Source information:
○ ○ ○ ○

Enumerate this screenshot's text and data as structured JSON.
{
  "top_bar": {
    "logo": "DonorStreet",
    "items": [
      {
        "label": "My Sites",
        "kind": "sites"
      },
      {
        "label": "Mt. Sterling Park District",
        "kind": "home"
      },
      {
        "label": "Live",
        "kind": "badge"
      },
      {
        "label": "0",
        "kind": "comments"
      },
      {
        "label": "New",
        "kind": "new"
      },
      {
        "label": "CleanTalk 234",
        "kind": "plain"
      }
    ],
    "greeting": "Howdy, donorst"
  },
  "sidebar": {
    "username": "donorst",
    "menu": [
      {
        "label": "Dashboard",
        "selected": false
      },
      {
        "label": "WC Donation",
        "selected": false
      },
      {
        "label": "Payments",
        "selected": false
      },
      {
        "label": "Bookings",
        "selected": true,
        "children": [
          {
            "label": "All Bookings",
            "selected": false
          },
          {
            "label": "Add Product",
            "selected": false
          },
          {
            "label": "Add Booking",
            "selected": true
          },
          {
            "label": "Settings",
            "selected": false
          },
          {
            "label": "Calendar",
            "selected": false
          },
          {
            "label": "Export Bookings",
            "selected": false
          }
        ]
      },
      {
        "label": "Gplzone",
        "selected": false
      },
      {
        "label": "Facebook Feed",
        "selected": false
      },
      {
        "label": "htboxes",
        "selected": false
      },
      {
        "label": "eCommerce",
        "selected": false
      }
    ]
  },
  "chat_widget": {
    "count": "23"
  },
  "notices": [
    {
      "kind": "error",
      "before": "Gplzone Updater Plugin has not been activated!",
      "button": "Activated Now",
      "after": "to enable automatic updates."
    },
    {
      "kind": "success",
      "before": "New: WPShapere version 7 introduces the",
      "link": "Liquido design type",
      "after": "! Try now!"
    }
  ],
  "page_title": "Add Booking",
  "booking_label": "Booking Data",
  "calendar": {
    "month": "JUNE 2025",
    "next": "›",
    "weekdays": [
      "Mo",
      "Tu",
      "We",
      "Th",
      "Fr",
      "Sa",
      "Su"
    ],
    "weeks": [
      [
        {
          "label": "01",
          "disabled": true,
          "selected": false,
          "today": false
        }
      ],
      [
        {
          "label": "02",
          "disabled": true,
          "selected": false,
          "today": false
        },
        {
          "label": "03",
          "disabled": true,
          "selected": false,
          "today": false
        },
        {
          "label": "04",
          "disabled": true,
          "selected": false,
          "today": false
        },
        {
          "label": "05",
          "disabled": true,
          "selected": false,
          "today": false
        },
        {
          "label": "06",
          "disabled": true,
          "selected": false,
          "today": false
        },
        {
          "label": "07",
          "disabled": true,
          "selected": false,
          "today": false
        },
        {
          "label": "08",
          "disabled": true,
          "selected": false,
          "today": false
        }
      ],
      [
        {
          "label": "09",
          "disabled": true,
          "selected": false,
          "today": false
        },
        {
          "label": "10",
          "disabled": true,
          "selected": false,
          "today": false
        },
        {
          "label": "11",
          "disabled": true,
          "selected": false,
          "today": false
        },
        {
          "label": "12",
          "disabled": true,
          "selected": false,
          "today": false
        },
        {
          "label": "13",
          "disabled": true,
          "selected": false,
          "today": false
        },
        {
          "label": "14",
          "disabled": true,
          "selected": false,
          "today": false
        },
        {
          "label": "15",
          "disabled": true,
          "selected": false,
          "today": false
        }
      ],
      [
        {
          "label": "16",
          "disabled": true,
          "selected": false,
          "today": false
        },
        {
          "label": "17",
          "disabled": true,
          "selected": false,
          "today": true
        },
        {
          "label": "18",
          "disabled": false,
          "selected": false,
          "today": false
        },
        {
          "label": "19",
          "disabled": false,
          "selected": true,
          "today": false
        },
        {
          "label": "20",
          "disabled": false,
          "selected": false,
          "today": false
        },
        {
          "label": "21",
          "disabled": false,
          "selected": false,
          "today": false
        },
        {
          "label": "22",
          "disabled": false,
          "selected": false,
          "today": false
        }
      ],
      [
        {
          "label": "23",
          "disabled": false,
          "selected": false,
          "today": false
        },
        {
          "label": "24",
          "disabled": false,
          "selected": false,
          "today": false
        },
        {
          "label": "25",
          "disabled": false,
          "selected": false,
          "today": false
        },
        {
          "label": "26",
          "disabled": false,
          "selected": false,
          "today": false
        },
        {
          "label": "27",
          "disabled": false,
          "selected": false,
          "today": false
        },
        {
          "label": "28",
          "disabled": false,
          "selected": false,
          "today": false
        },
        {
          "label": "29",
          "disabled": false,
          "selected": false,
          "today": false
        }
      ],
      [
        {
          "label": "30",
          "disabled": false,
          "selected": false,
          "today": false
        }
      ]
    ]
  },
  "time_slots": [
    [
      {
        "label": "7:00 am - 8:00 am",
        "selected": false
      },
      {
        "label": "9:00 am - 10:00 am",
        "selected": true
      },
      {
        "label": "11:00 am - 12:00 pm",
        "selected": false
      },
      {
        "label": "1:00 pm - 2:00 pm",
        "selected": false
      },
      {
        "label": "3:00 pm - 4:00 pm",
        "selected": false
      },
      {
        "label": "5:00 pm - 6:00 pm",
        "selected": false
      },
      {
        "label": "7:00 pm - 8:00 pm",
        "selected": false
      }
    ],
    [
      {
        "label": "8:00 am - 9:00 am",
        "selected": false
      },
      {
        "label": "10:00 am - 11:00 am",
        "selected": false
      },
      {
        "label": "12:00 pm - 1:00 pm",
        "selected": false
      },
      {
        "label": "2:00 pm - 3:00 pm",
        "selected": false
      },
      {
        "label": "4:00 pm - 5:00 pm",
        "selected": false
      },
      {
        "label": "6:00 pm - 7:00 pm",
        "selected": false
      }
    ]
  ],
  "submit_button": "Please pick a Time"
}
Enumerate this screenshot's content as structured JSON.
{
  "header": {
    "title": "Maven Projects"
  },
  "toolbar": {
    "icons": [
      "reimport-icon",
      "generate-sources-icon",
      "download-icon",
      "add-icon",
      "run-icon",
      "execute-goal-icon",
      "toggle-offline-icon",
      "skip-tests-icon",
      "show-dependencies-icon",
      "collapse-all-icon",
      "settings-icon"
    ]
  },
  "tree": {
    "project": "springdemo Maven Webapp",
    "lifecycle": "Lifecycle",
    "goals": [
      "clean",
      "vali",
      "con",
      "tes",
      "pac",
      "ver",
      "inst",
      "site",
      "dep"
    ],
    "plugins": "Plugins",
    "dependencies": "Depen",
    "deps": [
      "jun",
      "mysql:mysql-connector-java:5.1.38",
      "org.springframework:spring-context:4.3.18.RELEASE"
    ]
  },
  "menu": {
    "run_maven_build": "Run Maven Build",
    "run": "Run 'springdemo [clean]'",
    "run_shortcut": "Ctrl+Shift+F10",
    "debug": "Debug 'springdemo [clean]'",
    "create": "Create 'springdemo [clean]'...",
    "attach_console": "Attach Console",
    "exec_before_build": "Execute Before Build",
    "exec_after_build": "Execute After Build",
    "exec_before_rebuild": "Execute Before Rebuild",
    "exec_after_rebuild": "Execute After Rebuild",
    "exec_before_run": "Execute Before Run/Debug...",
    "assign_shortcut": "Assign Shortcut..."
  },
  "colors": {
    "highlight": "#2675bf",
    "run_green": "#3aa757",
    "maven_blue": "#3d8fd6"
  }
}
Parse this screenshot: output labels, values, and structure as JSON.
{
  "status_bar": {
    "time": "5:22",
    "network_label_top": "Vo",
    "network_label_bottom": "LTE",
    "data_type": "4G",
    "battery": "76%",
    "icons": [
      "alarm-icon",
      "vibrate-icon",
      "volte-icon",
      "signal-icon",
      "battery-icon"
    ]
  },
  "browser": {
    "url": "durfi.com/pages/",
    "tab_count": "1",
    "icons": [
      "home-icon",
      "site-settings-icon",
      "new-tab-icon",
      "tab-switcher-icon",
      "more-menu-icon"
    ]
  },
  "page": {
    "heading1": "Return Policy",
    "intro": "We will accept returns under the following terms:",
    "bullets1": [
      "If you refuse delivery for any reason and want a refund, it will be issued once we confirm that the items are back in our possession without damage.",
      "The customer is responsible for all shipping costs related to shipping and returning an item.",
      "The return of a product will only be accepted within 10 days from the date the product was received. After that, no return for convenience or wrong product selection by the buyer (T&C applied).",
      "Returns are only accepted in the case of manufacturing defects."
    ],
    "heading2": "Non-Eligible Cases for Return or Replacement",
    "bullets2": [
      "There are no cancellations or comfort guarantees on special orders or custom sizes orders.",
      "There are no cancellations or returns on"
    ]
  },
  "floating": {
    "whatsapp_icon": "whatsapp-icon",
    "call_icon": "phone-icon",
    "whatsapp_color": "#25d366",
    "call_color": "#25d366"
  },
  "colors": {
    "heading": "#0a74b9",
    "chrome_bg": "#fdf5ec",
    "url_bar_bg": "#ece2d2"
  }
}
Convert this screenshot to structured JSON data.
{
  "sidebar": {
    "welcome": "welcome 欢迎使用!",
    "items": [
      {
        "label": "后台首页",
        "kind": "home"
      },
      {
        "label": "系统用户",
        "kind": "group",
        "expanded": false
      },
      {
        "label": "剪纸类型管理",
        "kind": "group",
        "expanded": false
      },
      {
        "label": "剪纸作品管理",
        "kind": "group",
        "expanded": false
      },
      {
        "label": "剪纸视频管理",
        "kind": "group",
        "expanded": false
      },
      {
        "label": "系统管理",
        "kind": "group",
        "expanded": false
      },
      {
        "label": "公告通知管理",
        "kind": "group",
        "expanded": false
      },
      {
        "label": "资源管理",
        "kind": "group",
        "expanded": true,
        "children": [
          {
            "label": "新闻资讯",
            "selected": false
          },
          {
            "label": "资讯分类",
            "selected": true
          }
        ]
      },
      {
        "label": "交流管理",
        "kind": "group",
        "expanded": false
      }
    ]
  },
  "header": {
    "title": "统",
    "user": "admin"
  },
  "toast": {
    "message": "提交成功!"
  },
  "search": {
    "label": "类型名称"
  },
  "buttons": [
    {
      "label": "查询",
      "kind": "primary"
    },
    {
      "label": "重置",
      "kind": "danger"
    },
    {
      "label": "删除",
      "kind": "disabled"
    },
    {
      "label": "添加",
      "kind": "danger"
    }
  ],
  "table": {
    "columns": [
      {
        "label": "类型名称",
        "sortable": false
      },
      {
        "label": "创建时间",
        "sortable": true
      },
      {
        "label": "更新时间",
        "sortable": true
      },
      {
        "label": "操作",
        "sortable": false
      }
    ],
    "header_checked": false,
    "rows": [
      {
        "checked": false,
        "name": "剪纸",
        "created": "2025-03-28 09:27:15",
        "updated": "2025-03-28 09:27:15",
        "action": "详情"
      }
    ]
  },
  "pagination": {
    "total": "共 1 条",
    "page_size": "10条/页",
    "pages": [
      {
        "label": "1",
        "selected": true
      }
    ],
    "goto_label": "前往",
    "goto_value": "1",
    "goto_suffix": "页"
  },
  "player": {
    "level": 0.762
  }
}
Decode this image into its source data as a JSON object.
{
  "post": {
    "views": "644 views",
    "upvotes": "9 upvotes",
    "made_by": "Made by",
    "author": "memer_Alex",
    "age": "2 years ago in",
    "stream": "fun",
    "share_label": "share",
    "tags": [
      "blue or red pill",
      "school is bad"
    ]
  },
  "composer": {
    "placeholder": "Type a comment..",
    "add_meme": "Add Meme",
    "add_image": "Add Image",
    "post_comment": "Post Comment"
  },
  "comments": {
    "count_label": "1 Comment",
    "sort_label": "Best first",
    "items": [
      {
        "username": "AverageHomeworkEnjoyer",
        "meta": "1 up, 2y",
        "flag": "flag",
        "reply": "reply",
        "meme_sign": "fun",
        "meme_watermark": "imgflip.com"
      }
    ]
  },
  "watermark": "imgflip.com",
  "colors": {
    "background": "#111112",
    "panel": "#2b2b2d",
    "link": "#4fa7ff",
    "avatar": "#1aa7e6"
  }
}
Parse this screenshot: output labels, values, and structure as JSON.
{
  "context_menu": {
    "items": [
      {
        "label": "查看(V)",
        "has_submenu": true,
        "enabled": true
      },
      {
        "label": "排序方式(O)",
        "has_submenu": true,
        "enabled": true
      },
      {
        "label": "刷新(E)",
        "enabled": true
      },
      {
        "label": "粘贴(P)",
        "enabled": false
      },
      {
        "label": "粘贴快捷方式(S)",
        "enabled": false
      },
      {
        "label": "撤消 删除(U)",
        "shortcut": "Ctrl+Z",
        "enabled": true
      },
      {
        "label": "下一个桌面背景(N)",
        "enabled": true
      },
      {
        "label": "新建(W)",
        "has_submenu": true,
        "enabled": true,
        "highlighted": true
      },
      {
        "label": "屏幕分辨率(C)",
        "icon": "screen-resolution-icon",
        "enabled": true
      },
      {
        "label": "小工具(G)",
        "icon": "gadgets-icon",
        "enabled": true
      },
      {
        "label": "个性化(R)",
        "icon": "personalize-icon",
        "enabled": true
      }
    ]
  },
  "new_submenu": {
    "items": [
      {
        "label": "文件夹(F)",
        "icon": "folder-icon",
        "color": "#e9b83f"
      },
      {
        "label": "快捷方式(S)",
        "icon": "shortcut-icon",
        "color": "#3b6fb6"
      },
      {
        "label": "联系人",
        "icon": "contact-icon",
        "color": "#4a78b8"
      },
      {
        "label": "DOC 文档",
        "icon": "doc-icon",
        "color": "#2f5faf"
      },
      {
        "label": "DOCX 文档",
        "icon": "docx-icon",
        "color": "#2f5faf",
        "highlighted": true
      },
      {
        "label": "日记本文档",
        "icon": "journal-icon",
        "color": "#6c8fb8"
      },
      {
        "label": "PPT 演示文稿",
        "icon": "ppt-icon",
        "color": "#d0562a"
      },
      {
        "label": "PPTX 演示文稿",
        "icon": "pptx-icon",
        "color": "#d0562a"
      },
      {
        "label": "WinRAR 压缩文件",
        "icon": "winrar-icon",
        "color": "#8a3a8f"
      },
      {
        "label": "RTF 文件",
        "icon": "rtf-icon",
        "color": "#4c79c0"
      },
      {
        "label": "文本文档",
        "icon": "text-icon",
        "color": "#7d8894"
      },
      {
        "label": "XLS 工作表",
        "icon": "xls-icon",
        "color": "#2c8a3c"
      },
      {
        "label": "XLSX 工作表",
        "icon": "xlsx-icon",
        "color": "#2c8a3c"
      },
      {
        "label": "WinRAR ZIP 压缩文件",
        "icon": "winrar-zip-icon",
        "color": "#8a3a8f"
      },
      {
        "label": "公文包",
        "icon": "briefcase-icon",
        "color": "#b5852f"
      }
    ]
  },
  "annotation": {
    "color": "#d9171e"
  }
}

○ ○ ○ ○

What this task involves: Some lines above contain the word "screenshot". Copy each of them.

Worked solution:
Enumerate this screenshot's text and data as structured JSON.
Enumerate this screenshot's content as structured JSON.
Parse this screenshot: output labels, values, and structure as JSON.
Convert this screenshot to structured JSON data.
Parse this screenshot: output labels, values, and structure as JSON.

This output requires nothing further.